So before we get started, be sure to warm up with exercises to avoid causing any injuries as walking bass lines do require some stretching and string skipping.
Take a look at my lesson “Awesome finger strength exercise and warmup for bass” for tips and some useful permutations to get your fingers flexing. Etudes, scales, chords and arpeggios are all great warm up’s too, not to mention they help solidify your harmony and theory knowledge and get them into what we call your “muscle memory.”
This live workshop was streamed on the ninth anniversary of TalkingBass.net! Thank you to all of you who subscribe, watch, listen, buy the courses and generally hang out. I really appreciate you all, and I hope that you find TalkingBass useful for all your bass playing endeavours.
So for this walking bass workshop, I went old school with my Fender Precision strung with old flat wound strings for that proper vintage thudding jazz sound. I also used a backing track of the jazz standard “Autumn Leaves.”
What to play?
When it comes to walking bass, you’re often told that it’s improvised, but that’s not entirely true. There are rules to follow and you definitely need a basic understanding of music theory. It does have an element of improvisation for sure, but we do need to know something about how to move between the chords and link them to create that ‘walking’ sound we are all so familiar with when it comes to jazz bass.
You need to know the notes on your bass and your chords tones – and by that I mean your arpeggios! The main job of the bass in this instance is to outline the tonality of each chord in the piece. Another thing you need to do, is target the chord tones (which tend to be the strongest notes) in the chord progression.

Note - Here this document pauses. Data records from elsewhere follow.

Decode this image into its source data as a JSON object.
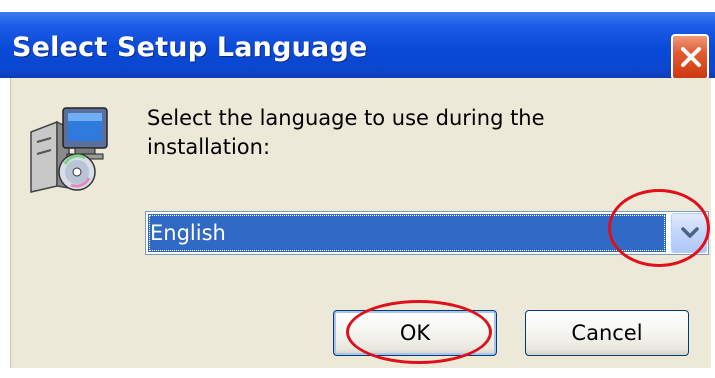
{
  "window": {
    "title": "Select Setup Language"
  },
  "icons": {
    "close": "close-icon",
    "setup": "setup-installer-icon",
    "dropdown": "chevron-down-icon"
  },
  "prompt": {
    "line1": "Select the language to use during the",
    "line2": "installation:"
  },
  "language_select": {
    "selected": "English"
  },
  "buttons": {
    "ok": "OK",
    "cancel": "Cancel"
  },
  "colors": {
    "titlebar": "#0a4ad8",
    "selection": "#316ac5",
    "annotation": "#e0101a",
    "dialog_bg": "#ece9d8"
  }
}
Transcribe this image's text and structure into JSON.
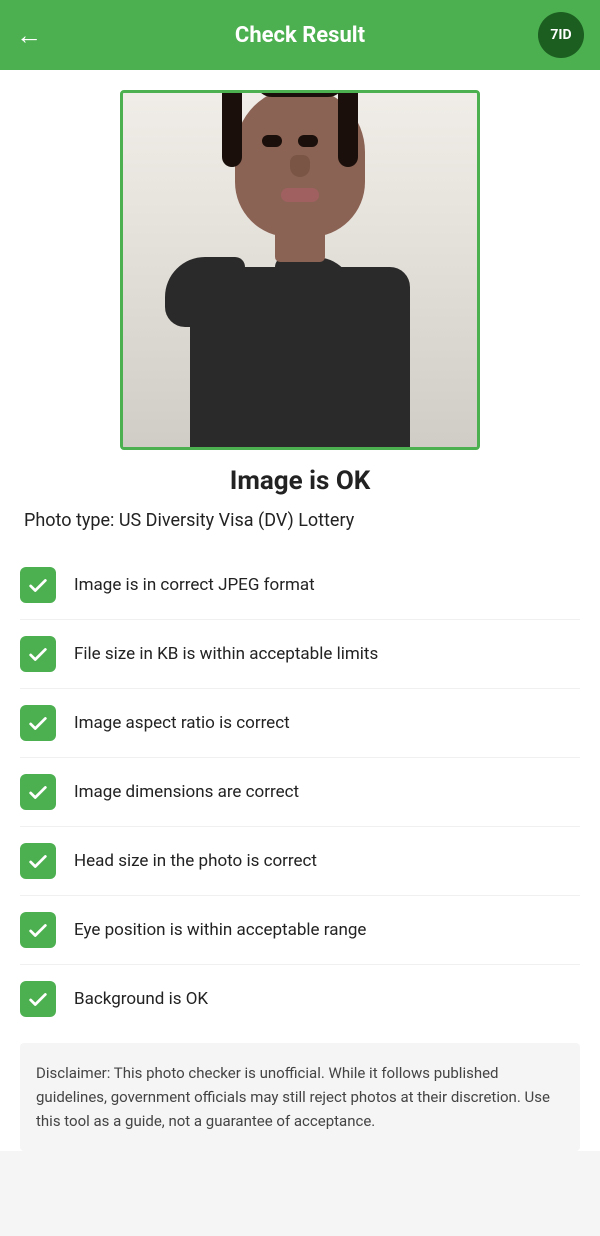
{
  "header": {
    "title": "Check Result",
    "back_label": "←",
    "logo_text": "7ID"
  },
  "status": {
    "title": "Image is OK"
  },
  "photo_type": {
    "label": "Photo type: US Diversity Visa (DV) Lottery"
  },
  "check_items": [
    {
      "id": "jpeg",
      "text": "Image is in correct JPEG format",
      "passed": true
    },
    {
      "id": "filesize",
      "text": "File size in KB is within acceptable limits",
      "passed": true
    },
    {
      "id": "aspect",
      "text": "Image aspect ratio is correct",
      "passed": true
    },
    {
      "id": "dimensions",
      "text": "Image dimensions are correct",
      "passed": true
    },
    {
      "id": "headsize",
      "text": "Head size in the photo is correct",
      "passed": true
    },
    {
      "id": "eyepos",
      "text": "Eye position is within acceptable range",
      "passed": true
    },
    {
      "id": "background",
      "text": "Background is OK",
      "passed": true
    }
  ],
  "disclaimer": {
    "text": "Disclaimer: This photo checker is unofficial. While it follows published guidelines, government officials may still reject photos at their discretion. Use this tool as a guide, not a guarantee of acceptance."
  },
  "colors": {
    "green": "#4caf50",
    "dark_green": "#1b5e20"
  }
}
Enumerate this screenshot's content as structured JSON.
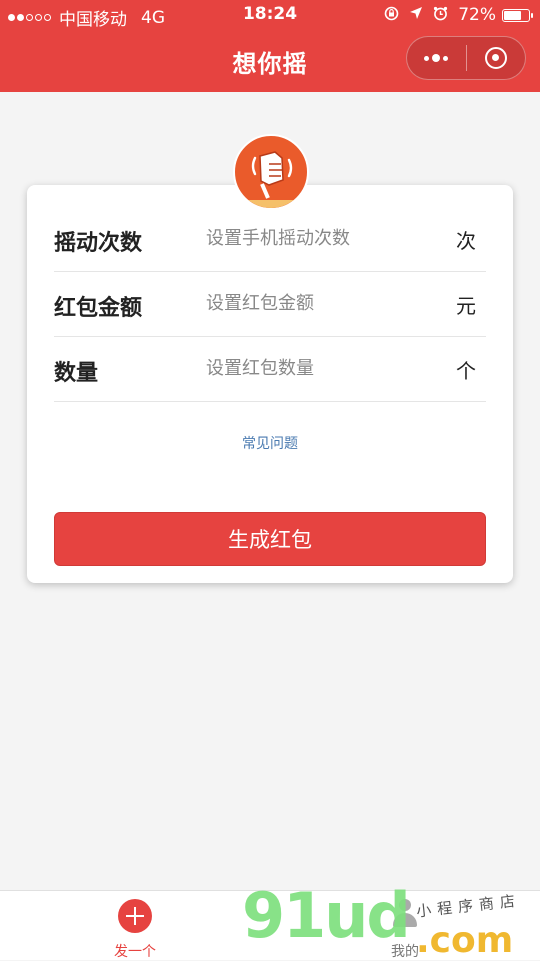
{
  "status_bar": {
    "carrier": "中国移动",
    "network": "4G",
    "time": "18:24",
    "battery_text": "72%",
    "battery_level": 0.72,
    "signal_dots": [
      true,
      true,
      false,
      false,
      false
    ],
    "icons": [
      "rotation-lock-icon",
      "location-arrow-icon",
      "alarm-clock-icon",
      "battery-icon"
    ]
  },
  "nav": {
    "title": "想你摇",
    "capsule_icons": [
      "more-dots-icon",
      "close-target-icon"
    ]
  },
  "form": {
    "logo_icon": "shaking-hand-icon",
    "rows": [
      {
        "label": "摇动次数",
        "placeholder": "设置手机摇动次数",
        "value": "",
        "unit": "次"
      },
      {
        "label": "红包金额",
        "placeholder": "设置红包金额",
        "value": "",
        "unit": "元"
      },
      {
        "label": "数量",
        "placeholder": "设置红包数量",
        "value": "",
        "unit": "个"
      }
    ],
    "faq_link": "常见问题",
    "submit_label": "生成红包"
  },
  "tab_bar": {
    "items": [
      {
        "label": "发一个",
        "icon": "add-circle-icon",
        "active": true
      },
      {
        "label": "我的",
        "icon": "user-icon",
        "active": false
      }
    ]
  },
  "watermark": {
    "brand": "91ud",
    "tld": ".com",
    "cn": "小程序商店"
  },
  "colors": {
    "accent": "#e64340",
    "background": "#f4f4f4",
    "link": "#4a7ab0",
    "logo": "#ea5b2b"
  }
}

First of all, try to play through the chord progression by just hitting the root notes. Then move on to a chord tone such as the third or fifth. You also need to look ahead to the next chord and plan your next move as you go. Working through jazz standards is a brilliant practice for navigating a chord progression.